What happened was I was having such a positive experience developing The D-List that I entered something else I’d written into the Kenneth Branagh award for new drama writing, which is awarded every year in Windsor. It was recently named as one of the three winners so its gets staged in October and then they name an ‘overall’ winner. That’s obviously every exciting and I’m hoping the play will be picked up for future performances.
5. There can’t be many snooker commentators who double up as playwrights…are there any difficulties combining the two?
If you’re going to take writing seriously then you have to devote serious time to it. You can’t just do ten minutes here and there. So I had to stop doing Inside Snooker, the website I helped set up, because there wasn’t sufficient time.
In terms of commentating, when I’m doing that I’m totally immersed in it because it involves a fair degree of preparation. When there’s no snooker on I’m able to spend time getting writing done.
6. Are you looking forward to another season of commentary with Eurosport?
Absolutely, and it looks like being the busiest season ever. Eurosport recorded some remarkable audience figures during the World Championship and will be host broadcasters for the new Home series tournaments, so I’m particularly looking forward to those.
The sheer number of new snooker fans around Europe is staggering and what’s refreshing is that they don’t have the obsession with nostalgia and ‘the good old days’ that we often have in the UK. As far as they’re concerned, these are the good days.
7. Any predictions for the season? Do you think we’ll see the titles shared around again?

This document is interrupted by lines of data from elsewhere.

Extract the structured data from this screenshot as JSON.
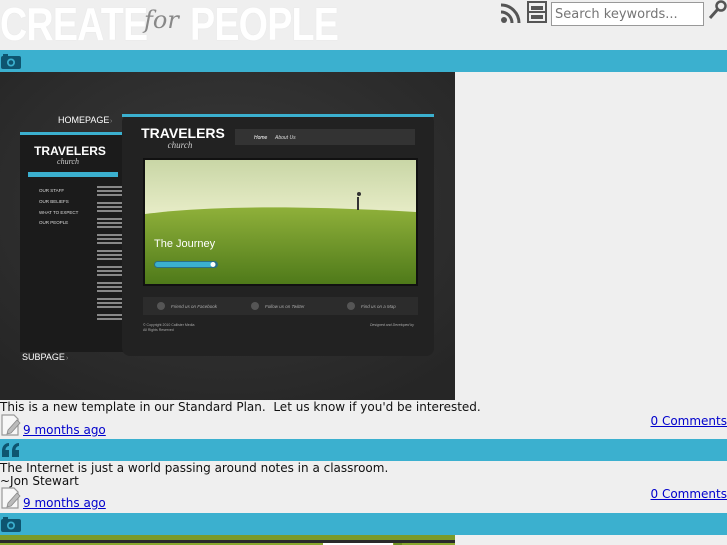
{
  "header": {
    "logo_word1": "CREATE",
    "logo_word2": "for",
    "logo_word3": "PEOPLE",
    "search_placeholder": "Search keywords..."
  },
  "hero": {
    "nav_homepage": "HOMEPAGE",
    "nav_subpage": "SUBPAGE",
    "brand_title": "TRAVELERS",
    "brand_sub": "church",
    "menu_home": "Home",
    "menu_about": "About Us",
    "journey": "The Journey",
    "sidebar_items": [
      "OUR STAFF",
      "OUR BELIEFS",
      "WHAT TO EXPECT",
      "OUR PEOPLE"
    ],
    "social": [
      "Friend us on Facebook",
      "Follow us on Twitter",
      "Find us on a Map"
    ],
    "copyright": "© Copyright 2010 Callister Media",
    "rights": "All Rights Reserved",
    "designed": "Designed and Developed by"
  },
  "posts": [
    {
      "text": "This is a new template in our Standard Plan.  Let us know if you'd be interested.",
      "time": "9 months ago",
      "comments": "0 Comments"
    },
    {
      "text": "The Internet is just a world passing around notes in a classroom.",
      "author": "~Jon Stewart",
      "time": "9 months ago",
      "comments": "0 Comments"
    }
  ],
  "colors": {
    "accent_bar": "#3bb0cf",
    "icon": "#0e5570",
    "link": "#0000cc"
  }
}
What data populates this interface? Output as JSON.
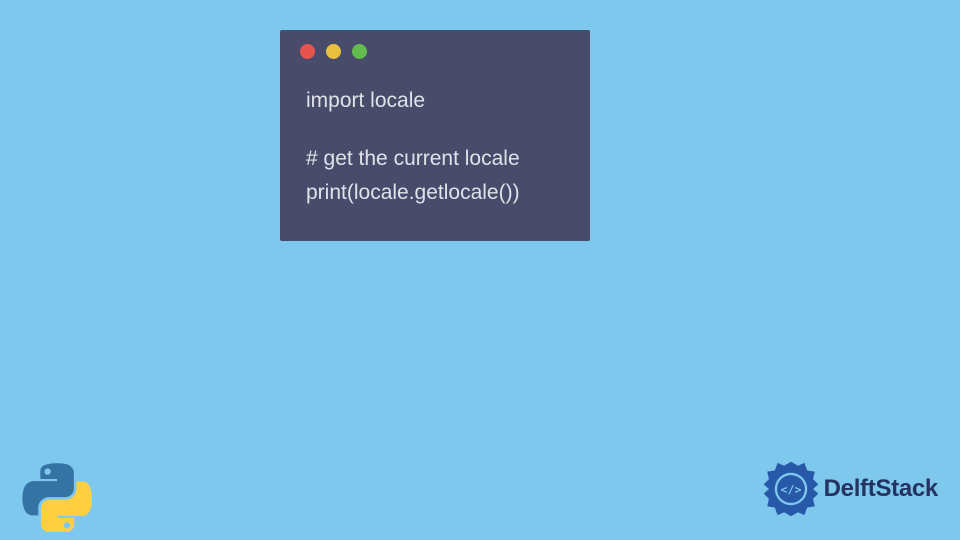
{
  "code": {
    "line1": "import locale",
    "line2": "# get the current locale",
    "line3": "print(locale.getlocale())"
  },
  "brand": {
    "name": "DelftStack"
  },
  "colors": {
    "bg": "#7ec8ed",
    "window": "#484c6a",
    "red": "#e7534e",
    "yellow": "#e8bf3f",
    "green": "#62bd4e"
  }
}
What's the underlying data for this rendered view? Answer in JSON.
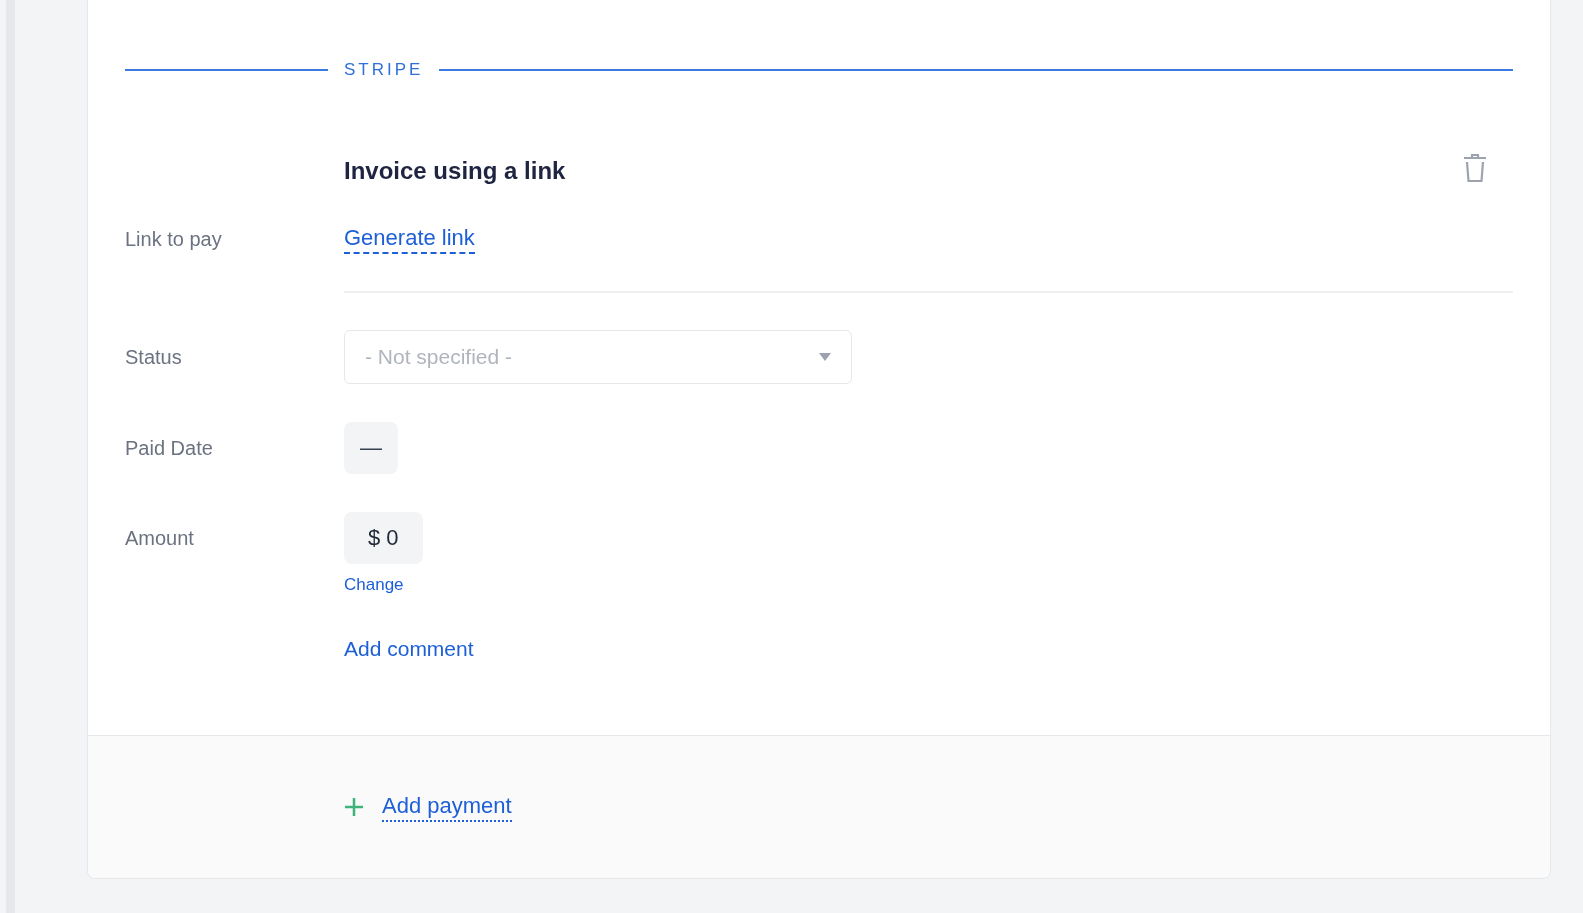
{
  "section": {
    "title": "STRIPE"
  },
  "payment": {
    "title": "Invoice using a link",
    "fields": [
      {
        "kind": "link",
        "label": "Link to pay",
        "value": "Generate link"
      },
      {
        "kind": "select",
        "label": "Status",
        "placeholder": "- Not specified -"
      },
      {
        "kind": "value",
        "label": "Paid Date",
        "value": "—"
      },
      {
        "kind": "amount",
        "label": "Amount",
        "value": "$ 0",
        "action": "Change"
      }
    ],
    "add_comment": "Add comment"
  },
  "footer": {
    "add_payment": "Add payment"
  }
}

I’m sure we will, purely because there are so many of them. These days you could win seven ranking titles and it wouldn’t even be half the amount available to play in. I’m interested to see if the younger players can mount more of a challenge to some of the more established names but I’m sure we’ll see the usual suspects winning titles. Neil Robertson already has in Riga and you’d put money on Mark Selby, Shaun Murphy, Judd Trump and Ronnie O’Sullivan winning tournaments. But there’s also more opportunity now than there’s ever been for players down the rankings to make a breakthrough. It was good to see Anthony McGill win in India. Snooker, like the black pudding industry, needs a steady stream of fresh blood to flourish.

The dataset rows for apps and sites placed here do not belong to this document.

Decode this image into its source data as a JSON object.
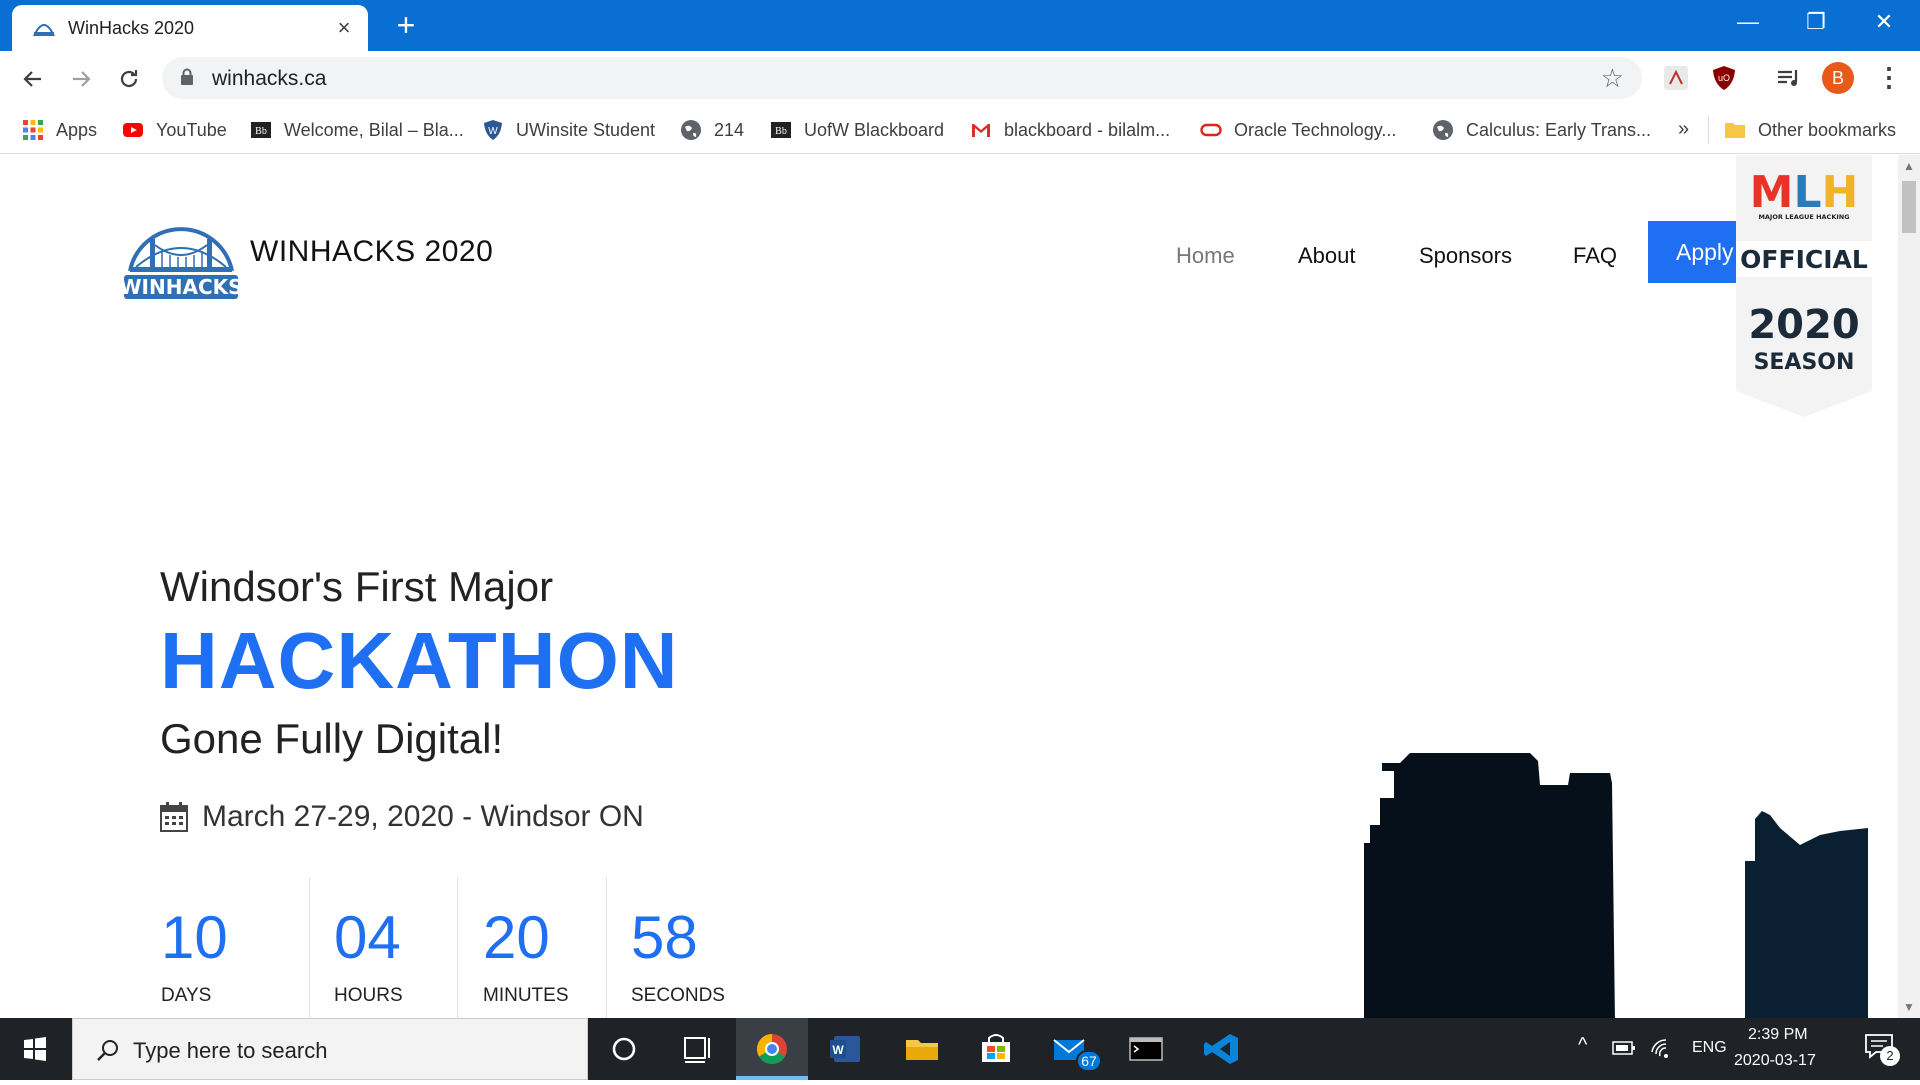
{
  "browser": {
    "tab_title": "WinHacks 2020",
    "new_tab_label": "+",
    "url": "winhacks.ca",
    "window_controls": {
      "minimize": "—",
      "restore": "❐",
      "close": "✕"
    },
    "profile_initial": "B"
  },
  "bookmarks": {
    "items": [
      {
        "label": "Apps",
        "icon": "apps-grid-icon"
      },
      {
        "label": "YouTube",
        "icon": "youtube-icon"
      },
      {
        "label": "Welcome, Bilal – Bla...",
        "icon": "blackboard-icon"
      },
      {
        "label": "UWinsite Student",
        "icon": "uwindsor-shield-icon"
      },
      {
        "label": "214",
        "icon": "globe-icon"
      },
      {
        "label": "UofW Blackboard",
        "icon": "blackboard-icon"
      },
      {
        "label": "blackboard - bilalm...",
        "icon": "gmail-icon"
      },
      {
        "label": "Oracle Technology...",
        "icon": "oracle-icon"
      },
      {
        "label": "Calculus: Early Trans...",
        "icon": "globe-icon"
      }
    ],
    "more": "»",
    "other_label": "Other bookmarks"
  },
  "site": {
    "name": "WINHACKS 2020",
    "nav": [
      {
        "label": "Home"
      },
      {
        "label": "About"
      },
      {
        "label": "Sponsors"
      },
      {
        "label": "FAQ"
      }
    ],
    "apply_label": "Apply",
    "mlh_badge": {
      "line1": "MLH",
      "line2": "MAJOR LEAGUE HACKING",
      "line3": "OFFICIAL",
      "line4": "2020",
      "line5": "SEASON"
    }
  },
  "hero": {
    "pre_title": "Windsor's First Major",
    "title": "HACKATHON",
    "subtitle": "Gone Fully Digital!",
    "date_text": "March 27-29, 2020 - Windsor ON"
  },
  "countdown": [
    {
      "value": "10",
      "label": "DAYS"
    },
    {
      "value": "04",
      "label": "HOURS"
    },
    {
      "value": "20",
      "label": "MINUTES"
    },
    {
      "value": "58",
      "label": "SECONDS"
    }
  ],
  "taskbar": {
    "search_placeholder": "Type here to search",
    "mail_badge": "67",
    "language": "ENG",
    "time": "2:39 PM",
    "date": "2020-03-17",
    "notification_count": "2"
  },
  "colors": {
    "accent": "#1f6ff2",
    "titlebar": "#0a6fd2",
    "taskbar": "#1f2226",
    "skyline": "#06121f"
  }
}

One player I’m very impressed by is Kyren Wilson. He has a rock solid game but also a fine temperament and a really excellent attitude. He shows the sport some gratitude rather than complaining about everything and is clearly determined to do as well as he can for himself. Most importantly, he believes he can do it and I’m sure he’ll be really successful.
I was also pleased to see John Astley return through the Q School after his spell starring in the play The Nap, which I saw at the Crucible in Sheffield. I think being part of that really helped John’s confidence. It suggests professional snooker and the theatre isn’t such a strange combination after all.
Tickets for The D-List are available by clicking here